Title: Restless beyond statehood : rethinking the role of recognition vis-á-vis the constitution of subjects under international law
Author: Ertürk, Erdem
ISNI:       0000 0004 7426 050X
Awarding Body: Birkbeck, University of London
Current Institution: Birkbeck (University of London)
Date of Award: 2018
Availability of Full Text:
Access from EThOS:
Access from Institution:
The central thesis developed here is that recognition is imperative for the constitution of subjects under international law. The thesis addresses the failure of the prevalent theories of recognition of states to account for the relational element of coming-into-being of international subjects. I identify the notion of absolute sovereignty, the idea that states can entirely be independent from their external relations, as the underlying cause of this failure. The outcome is that, the constitutive theorists limit their perception of recognition to an act of sovereign consent and the declarative theorists assume that states can individually acquire international personality on an ipso facto basis. I employ Hegel’s theory of recognition to demonstrate that free and independent subjects come into being through mutual recognition, that the unity of independent selfconsciousnesses “in their opposition, enjoy perfect freedom and independence: ‘I’ that is ‘We’ and ‘We’ that is ‘I’.” States cannot be purely absolute entities which are independent of any relations to the external world. By applying Hegel’s notion of self-consciousness to the concept of statehood, we can begin to understand that the source of states’ freedom and independence is the unity of states in their opposition, that the sovereignty of each state can essentially be maintained within an international community which comprises the aforementioned ‘We’. The thesis, therefore, seeks to depart from the prevalent theories’ restrictive economy of recognition wherein statehood is constantly reproduced as a subject which, in its absoluteness, is complete and closed, is without any relation to its externality. I argue that, through a rereading of Hegel’s theory, one can gain an accurate perception of the international subject — contra the atomistic idea of absolutely sovereign state — as always in flux, constantly determined by one’s relation to its others. Such a perception does not only bring to the fore the constitutively imperative role of recognition but also accounts for the determinative force of dynamic relations under international law.

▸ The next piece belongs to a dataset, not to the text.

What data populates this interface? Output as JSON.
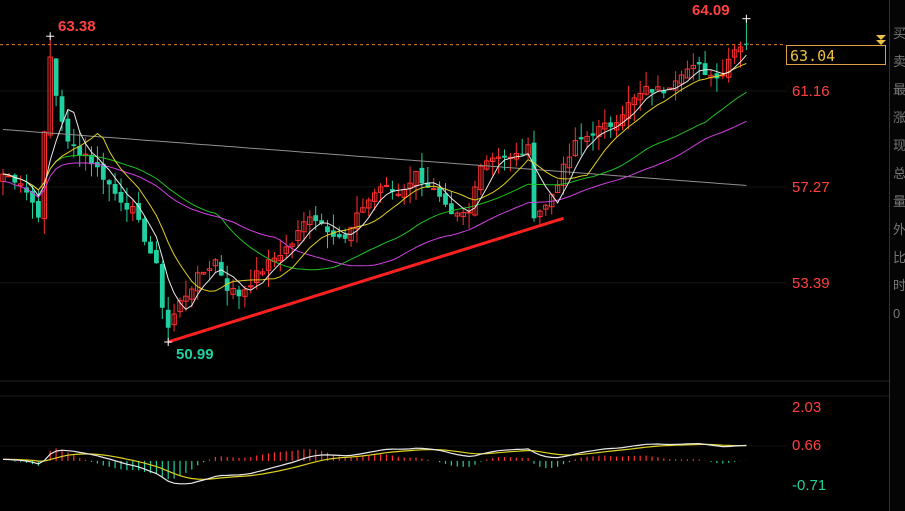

Supervisor: Not available Sponsor: Not available
Qualification Name: Thesis (Ph.D.) Qualification Level: Doctoral
EThOS ID:  DOI: Not available